## Work request:
Your output should be the line with "Output a JSON" followed by every remaining line of the entries, reproduced exactly.

___

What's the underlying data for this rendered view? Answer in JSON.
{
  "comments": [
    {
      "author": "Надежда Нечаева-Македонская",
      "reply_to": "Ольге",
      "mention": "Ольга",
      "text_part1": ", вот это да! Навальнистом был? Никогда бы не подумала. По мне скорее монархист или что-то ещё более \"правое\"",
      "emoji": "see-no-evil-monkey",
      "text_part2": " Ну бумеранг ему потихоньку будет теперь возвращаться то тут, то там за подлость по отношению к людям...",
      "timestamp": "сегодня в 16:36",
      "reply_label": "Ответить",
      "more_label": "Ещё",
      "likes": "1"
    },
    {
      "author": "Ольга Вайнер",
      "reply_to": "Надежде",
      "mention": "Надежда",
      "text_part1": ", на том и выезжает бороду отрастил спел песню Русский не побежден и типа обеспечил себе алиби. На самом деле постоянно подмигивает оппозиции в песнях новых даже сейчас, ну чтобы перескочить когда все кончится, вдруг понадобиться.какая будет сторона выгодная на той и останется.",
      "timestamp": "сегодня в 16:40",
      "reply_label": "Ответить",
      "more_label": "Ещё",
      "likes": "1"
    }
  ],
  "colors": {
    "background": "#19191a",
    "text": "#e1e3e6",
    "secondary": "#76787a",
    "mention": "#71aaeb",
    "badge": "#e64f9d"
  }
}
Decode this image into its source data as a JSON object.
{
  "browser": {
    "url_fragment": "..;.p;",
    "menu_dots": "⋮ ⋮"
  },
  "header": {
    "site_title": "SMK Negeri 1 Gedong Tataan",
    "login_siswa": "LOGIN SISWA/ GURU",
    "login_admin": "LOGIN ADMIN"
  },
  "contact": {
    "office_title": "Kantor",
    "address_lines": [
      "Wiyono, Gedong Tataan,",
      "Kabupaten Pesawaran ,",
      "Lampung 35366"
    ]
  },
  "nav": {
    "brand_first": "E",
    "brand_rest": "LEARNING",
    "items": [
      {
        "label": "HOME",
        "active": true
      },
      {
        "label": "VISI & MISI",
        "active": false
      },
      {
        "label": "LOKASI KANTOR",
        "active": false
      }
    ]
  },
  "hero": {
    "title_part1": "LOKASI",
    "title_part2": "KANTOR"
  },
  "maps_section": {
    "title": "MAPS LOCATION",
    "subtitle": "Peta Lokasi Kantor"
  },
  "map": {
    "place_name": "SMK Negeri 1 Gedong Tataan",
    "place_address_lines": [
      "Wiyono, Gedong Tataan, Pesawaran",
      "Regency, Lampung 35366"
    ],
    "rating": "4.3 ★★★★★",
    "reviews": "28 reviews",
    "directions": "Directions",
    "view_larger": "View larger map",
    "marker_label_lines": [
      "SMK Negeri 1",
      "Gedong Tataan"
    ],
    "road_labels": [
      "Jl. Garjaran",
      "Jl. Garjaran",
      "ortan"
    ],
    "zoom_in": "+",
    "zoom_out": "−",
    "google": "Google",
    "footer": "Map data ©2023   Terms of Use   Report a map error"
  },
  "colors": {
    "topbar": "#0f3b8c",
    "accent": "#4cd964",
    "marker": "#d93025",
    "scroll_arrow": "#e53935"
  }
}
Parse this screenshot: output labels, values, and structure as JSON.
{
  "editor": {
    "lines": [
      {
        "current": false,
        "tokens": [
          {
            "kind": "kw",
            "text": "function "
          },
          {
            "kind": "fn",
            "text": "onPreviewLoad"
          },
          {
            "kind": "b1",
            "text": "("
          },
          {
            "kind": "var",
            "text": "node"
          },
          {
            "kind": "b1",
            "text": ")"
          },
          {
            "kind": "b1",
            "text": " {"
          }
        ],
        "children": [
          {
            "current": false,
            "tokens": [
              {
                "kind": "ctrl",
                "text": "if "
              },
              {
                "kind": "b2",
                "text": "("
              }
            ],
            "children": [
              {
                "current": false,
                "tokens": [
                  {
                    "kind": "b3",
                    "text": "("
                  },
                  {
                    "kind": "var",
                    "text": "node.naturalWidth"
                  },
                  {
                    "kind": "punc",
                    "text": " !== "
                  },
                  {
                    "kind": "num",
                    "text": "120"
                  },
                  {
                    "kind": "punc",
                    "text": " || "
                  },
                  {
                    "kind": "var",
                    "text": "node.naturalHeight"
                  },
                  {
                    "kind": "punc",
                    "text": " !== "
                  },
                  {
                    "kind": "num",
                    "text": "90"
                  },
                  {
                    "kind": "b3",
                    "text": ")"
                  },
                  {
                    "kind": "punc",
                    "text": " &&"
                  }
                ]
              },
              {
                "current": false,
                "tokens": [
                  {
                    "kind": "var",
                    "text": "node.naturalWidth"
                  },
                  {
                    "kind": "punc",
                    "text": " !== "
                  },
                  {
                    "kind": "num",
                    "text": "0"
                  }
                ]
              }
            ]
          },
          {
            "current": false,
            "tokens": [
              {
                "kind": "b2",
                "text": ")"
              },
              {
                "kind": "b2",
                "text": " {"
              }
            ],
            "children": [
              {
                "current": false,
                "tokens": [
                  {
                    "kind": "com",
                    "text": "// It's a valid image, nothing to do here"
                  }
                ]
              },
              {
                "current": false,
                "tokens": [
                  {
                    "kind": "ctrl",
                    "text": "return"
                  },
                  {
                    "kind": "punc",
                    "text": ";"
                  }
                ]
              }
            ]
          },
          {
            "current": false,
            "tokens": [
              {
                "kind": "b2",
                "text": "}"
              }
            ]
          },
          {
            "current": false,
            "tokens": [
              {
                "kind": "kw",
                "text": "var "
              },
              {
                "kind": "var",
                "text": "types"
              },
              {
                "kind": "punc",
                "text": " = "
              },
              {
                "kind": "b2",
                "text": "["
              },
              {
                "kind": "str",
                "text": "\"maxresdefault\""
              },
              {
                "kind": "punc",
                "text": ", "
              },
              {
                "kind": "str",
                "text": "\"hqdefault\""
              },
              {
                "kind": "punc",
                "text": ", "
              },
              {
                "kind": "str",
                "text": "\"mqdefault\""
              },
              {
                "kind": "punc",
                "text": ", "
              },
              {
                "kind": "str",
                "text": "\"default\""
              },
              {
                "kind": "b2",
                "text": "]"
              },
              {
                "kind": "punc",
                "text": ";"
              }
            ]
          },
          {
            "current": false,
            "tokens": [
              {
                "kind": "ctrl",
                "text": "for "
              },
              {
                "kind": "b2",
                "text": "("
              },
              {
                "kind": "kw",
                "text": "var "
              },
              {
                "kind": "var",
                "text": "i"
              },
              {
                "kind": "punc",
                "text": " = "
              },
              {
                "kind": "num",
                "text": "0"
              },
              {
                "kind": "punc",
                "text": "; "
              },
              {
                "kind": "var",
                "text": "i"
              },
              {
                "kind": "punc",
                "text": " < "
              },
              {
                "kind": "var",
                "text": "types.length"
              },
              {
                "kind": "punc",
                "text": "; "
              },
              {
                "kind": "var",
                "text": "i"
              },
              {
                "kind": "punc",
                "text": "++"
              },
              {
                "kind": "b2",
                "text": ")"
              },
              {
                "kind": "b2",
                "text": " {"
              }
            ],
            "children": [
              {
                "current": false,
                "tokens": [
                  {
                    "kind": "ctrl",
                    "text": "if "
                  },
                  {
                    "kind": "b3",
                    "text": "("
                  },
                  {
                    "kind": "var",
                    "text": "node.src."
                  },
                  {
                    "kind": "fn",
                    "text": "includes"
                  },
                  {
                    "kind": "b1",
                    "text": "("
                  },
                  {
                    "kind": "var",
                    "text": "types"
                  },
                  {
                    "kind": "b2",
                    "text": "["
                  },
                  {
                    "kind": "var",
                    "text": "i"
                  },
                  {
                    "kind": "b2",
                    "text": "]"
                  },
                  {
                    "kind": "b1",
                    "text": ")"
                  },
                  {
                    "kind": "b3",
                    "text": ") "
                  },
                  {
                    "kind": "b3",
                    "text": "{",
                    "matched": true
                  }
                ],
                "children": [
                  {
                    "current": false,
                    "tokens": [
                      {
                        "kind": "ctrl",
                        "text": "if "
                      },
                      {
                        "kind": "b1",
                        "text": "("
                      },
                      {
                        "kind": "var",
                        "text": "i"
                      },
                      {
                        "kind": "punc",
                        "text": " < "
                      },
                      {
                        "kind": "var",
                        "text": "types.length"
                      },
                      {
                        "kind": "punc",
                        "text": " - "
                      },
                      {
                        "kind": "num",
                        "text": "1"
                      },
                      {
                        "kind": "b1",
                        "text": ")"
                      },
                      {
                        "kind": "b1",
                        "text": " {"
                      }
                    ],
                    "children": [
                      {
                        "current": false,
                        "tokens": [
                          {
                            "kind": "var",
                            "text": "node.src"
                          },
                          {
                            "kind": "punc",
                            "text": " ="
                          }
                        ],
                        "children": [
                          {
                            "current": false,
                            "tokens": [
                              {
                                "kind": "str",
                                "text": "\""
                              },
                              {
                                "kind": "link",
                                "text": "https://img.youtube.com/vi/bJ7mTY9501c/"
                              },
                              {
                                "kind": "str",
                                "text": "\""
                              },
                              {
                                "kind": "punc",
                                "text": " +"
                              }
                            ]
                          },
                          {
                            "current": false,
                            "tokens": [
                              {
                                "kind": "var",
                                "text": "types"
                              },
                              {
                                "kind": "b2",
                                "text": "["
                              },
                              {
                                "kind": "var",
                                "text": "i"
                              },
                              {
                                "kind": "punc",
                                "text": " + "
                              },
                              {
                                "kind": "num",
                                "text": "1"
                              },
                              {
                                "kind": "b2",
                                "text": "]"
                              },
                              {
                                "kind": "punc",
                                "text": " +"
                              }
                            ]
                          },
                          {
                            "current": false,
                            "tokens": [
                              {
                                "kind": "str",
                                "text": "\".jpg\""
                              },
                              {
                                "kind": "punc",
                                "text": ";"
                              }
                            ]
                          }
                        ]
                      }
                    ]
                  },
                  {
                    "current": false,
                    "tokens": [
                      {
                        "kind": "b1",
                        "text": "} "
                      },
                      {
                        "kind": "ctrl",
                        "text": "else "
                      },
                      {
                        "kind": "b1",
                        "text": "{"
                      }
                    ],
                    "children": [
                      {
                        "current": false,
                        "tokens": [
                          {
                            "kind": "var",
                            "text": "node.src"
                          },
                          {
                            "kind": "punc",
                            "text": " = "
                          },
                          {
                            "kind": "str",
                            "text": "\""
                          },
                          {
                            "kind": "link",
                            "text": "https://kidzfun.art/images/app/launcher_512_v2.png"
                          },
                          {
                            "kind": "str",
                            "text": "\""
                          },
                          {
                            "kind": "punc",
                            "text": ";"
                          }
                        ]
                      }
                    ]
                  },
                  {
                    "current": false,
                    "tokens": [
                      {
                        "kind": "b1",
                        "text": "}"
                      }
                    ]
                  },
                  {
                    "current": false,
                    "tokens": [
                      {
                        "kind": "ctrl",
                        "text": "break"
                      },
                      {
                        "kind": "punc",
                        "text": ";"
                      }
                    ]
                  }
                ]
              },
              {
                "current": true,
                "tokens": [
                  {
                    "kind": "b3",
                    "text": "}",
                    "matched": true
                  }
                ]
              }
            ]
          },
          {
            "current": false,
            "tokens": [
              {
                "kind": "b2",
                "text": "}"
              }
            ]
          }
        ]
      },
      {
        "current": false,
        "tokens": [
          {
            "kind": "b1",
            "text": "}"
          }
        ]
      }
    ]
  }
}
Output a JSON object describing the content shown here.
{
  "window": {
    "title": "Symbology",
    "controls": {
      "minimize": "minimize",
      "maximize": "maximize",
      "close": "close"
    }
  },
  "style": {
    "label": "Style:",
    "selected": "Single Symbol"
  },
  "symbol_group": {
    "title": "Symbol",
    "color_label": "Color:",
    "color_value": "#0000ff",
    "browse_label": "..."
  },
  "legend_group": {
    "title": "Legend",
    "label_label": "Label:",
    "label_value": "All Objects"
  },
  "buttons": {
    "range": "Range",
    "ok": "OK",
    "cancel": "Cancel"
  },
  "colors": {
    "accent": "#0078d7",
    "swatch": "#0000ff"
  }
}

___

## Response to this exercise:
Output a JSON object describing the content shown here.
{
  "window": {
    "title": "Symbology",
    "controls": {
      "minimize": "minimize",
      "maximize": "maximize",
      "close": "close"
    }
  },
  "style": {
    "label": "Style:",
    "selected": "Single Symbol"
  },
  "symbol_group": {
    "title": "Symbol",
    "color_label": "Color:",
    "color_value": "#0000ff",
    "browse_label": "..."
  },
  "legend_group": {
    "title": "Legend",
    "label_label": "Label:",
    "label_value": "All Objects"
  },
  "buttons": {
    "range": "Range",
    "ok": "OK",
    "cancel": "Cancel"
  },
  "colors": {
    "accent": "#0078d7",
    "swatch": "#0000ff"
  }
}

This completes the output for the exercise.